• @Thorgott I came across that while trying to find proofs, but I was unable to do a proof by expanding everything into its definition (e.g. $f^{-1}[B]=\{x \in X: f(x) \in B\}$). It made intuitive sense though, since an inverse image $f^{-1}[B]$ returns everything that the image $f$ could be input to return $B$. So if $B$ is the union of $C$ and $D$, it will return everything that could result in members from $C$ or $D$. Which is the same as returning everything that could result in members from $C$, in a union with everything that could result in members from $D$. How could it be anything else? Commented Sep 25, 2022 at 12:54
• The reason why I dropped that line of working toward a proof though, was how could I know that the sets where disjoint? However I have just realised that the inverse image of the empty set is the empty set, which allows me to complete the proof provided I have one for the result you suggest I work on. Commented Sep 25, 2022 at 12:54
• If $x\in f^{-1}(U)\cap f^{-1}(V)$ then $f(x)\in U$ and $f(x)\in V$, contradicting that $U,V$ are disjoint. For all $x$, $f(x)\in X$ so either $f(x)\in U$ or $f(x)\in V$. Then either $x\in f^{-1}(U)$ or $x\in f^{-1}(V)$. Commented Sep 25, 2022 at 14:33

$$\color{blue}{\text{Consider the subsets f^{-1}(U) and f^{-1}(V). These are disjoint in [0,1] and their union is [0,1]}}$$

We prove the text in blue, where $$U$$ and $$V$$ are disjoint, $$X=U\cup V$$, and $$f$$ is a continuous function $$f:[0,1] \rightarrow X$$ such that $$f(0)=x$$ and $$f(1)=y$$.

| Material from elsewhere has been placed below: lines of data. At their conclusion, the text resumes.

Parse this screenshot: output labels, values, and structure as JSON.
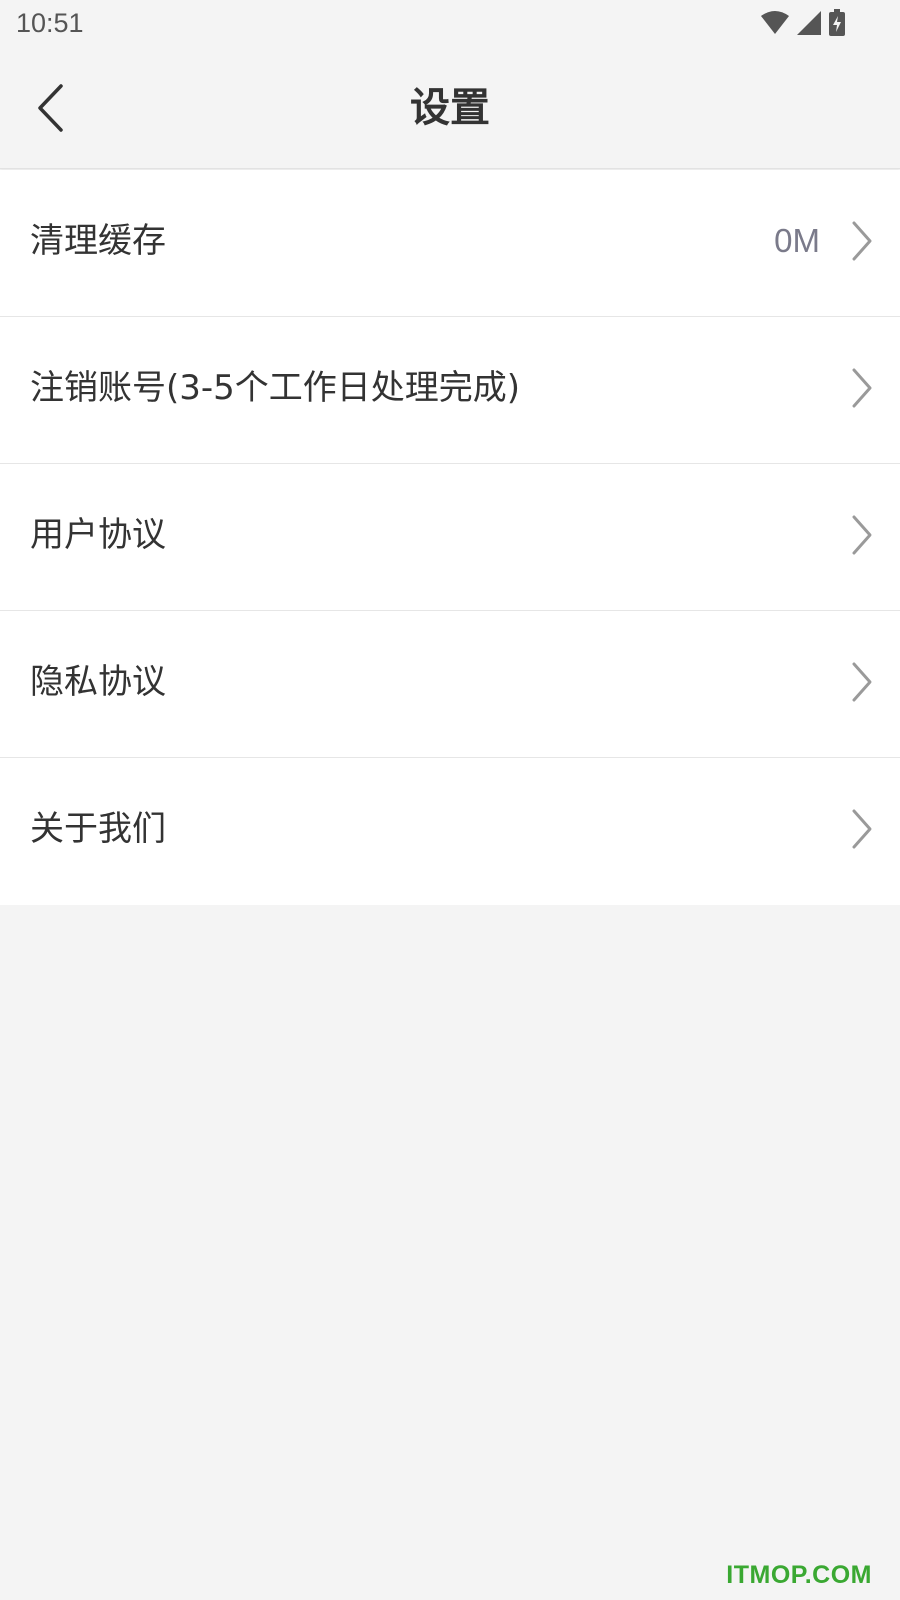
{
  "status_bar": {
    "time": "10:51",
    "icons": [
      "wifi-icon",
      "signal-icon",
      "battery-charging-icon"
    ]
  },
  "nav": {
    "title": "设置",
    "back_icon": "back-arrow-icon"
  },
  "settings": {
    "items": [
      {
        "label": "清理缓存",
        "value": "0M"
      },
      {
        "label": "注销账号(3-5个工作日处理完成)"
      },
      {
        "label": "用户协议"
      },
      {
        "label": "隐私协议"
      },
      {
        "label": "关于我们"
      }
    ]
  },
  "watermark": "ITMOP.COM",
  "colors": {
    "background": "#f4f4f4",
    "row_background": "#ffffff",
    "text": "#333333",
    "secondary_text": "#7a7a8a",
    "chevron": "#9a9a9a",
    "watermark": "#3aa832"
  }
}
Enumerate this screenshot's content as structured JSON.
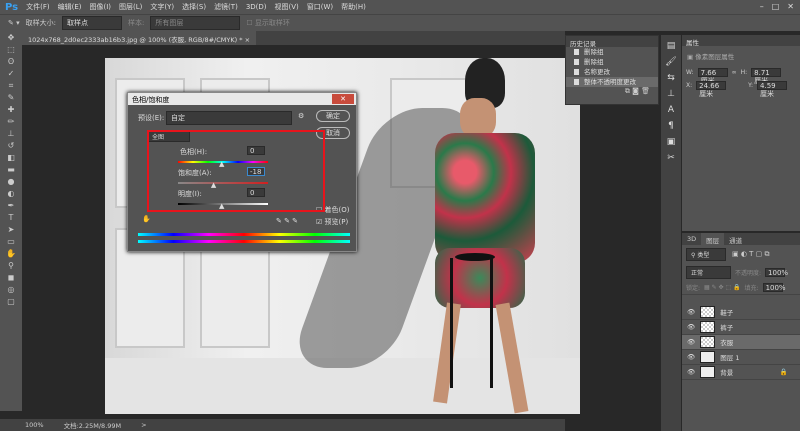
{
  "app": {
    "logo": "Ps",
    "menu": [
      "文件(F)",
      "编辑(E)",
      "图像(I)",
      "图层(L)",
      "文字(Y)",
      "选择(S)",
      "滤镜(T)",
      "3D(D)",
      "视图(V)",
      "窗口(W)",
      "帮助(H)"
    ],
    "window_controls": [
      "–",
      "□",
      "✕"
    ]
  },
  "options": {
    "sample_size_label": "取样大小:",
    "sample_size_value": "取样点",
    "sample_label": "样本:",
    "sample_value": "所有图层",
    "show_ring": "显示取样环"
  },
  "document": {
    "tab": "1024x768_2d0ec2333ab16b3.jpg @ 100% (衣服, RGB/8#/CMYK) *",
    "tab_close": "×"
  },
  "status": {
    "zoom": "100%",
    "doc": "文档:2.25M/8.99M",
    "arrow": ">"
  },
  "dialog": {
    "title": "色相/饱和度",
    "close": "✕",
    "preset_label": "预设(E):",
    "preset_value": "自定",
    "ok": "确定",
    "cancel": "取消",
    "channel": "全图",
    "hue_label": "色相(H):",
    "hue_value": "0",
    "sat_label": "饱和度(A):",
    "sat_value": "-18",
    "light_label": "明度(I):",
    "light_value": "0",
    "colorize": "着色(O)",
    "preview": "预览(P)",
    "hue": 0,
    "saturation": -18,
    "lightness": 0,
    "highlight_color": "#e8141c"
  },
  "history": {
    "title": "历史记录",
    "items": [
      "删除组",
      "删除组",
      "名称更改",
      "整体不透明度更改"
    ]
  },
  "properties": {
    "title": "属性",
    "subtitle": "像素图层属性",
    "w_label": "W:",
    "w": "7.66 厘米",
    "h_label": "H:",
    "h": "8.71 厘米",
    "x_label": "X:",
    "x": "24.66 厘米",
    "y_label": "Y:",
    "y": "4.59 厘米"
  },
  "layers": {
    "tabs": [
      "3D",
      "图层",
      "通道"
    ],
    "filter": "类型",
    "blend": "正常",
    "opacity_label": "不透明度:",
    "opacity": "100%",
    "lock_label": "锁定:",
    "fill_label": "填充:",
    "fill": "100%",
    "items": [
      "鞋子",
      "裤子",
      "衣服",
      "图层 1",
      "背景"
    ],
    "active": "衣服"
  }
}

First we show that $$f^{-1}(A\cup B)=f^{-1}(A)\cup f^{-1}(B)$$, and $$f^{-1}(A\cap B)=f^{-1}(A)\cap f^{-1}(B)$$, as per a comment by Thorgott. We do this using the definitions of inverse images, set union, set intersection, in set builder notation.

• The union of two sets $$A\cup B$$ is $$\{x|x\in A\text{ or }x\in B\}$$.

• The intersection of two sets $$A\cap B$$ is $$\{x|x\in A\text{ and }x\in B\}$$.

• The inverse image $$f^{-1}(A)$$ is defined to be $$\{x\in X|f(x)\in A\}$$. Inverse images are defined for all functions, invertible or otherwise.

We then have:

\begin{align} z\in f^{-1}(A\cup B) &\iff f(z)\in A\cup B\\ &\iff f(z)\in A\text{ or }f(z)\in B\\ &\iff z\in f^{-1}(A)\text{ or }z\in f^{-1}(B)\\ &\iff z\in f^{-1}(A)\cup f^{-1}(B)\\ \\ \therefore~f^{-1}(A\cup B)=&f^{-1}(A)\cup f^{-1}(B) \end{align}

\begin{align} z\in f^{-1}(A\cap B) &\iff f(z)\in A\cap B\\ &\iff f(z)\in A\text{ and }f(z)\in B\\ &\iff z\in f^{-1}(A)\text{ and }z\in f^{-1}(B)\\ &\iff z\in f^{-1}(A)\cap f^{-1}(B)\\ \\ \therefore~f^{-1}(A\cap B)=&f^{-1}(A)\cap f^{-1}(B) \end{align}

It remains to be shown that the subsets $$f^{-1}(U)$$ and $$f^{-1}(V)$$. These are disjoint in $$[0,1]$$ and their union is $$[0,1]$$. We use the fact that $$U$$ and $$V$$ are disjoint, and that $$f$$ maps $$[0,1]$$ to $$X=U\cup V$$ to demonstrate this.

\begin{align} f^{-1}(U)\cup f^{-1}(V)&=f^{-1}(U\cup V)\\ &=f^{-1}(X)\\ &=[0,1] \end{align}

\begin{align} f^{-1}(U)\cap f^{-1}(V)&=f^{-1}(U\cap V)\\ &=f^{-1}(\emptyset)\\ &=\{x\in [0,1]|f(x)\in \emptyset\}\\ &=\emptyset\\ \end{align}

$$\therefore$$ $$f^{-1}(U)$$ and $$f^{-1}(V)$$ are disjoint, and their union is equal to $$[0,1]$$.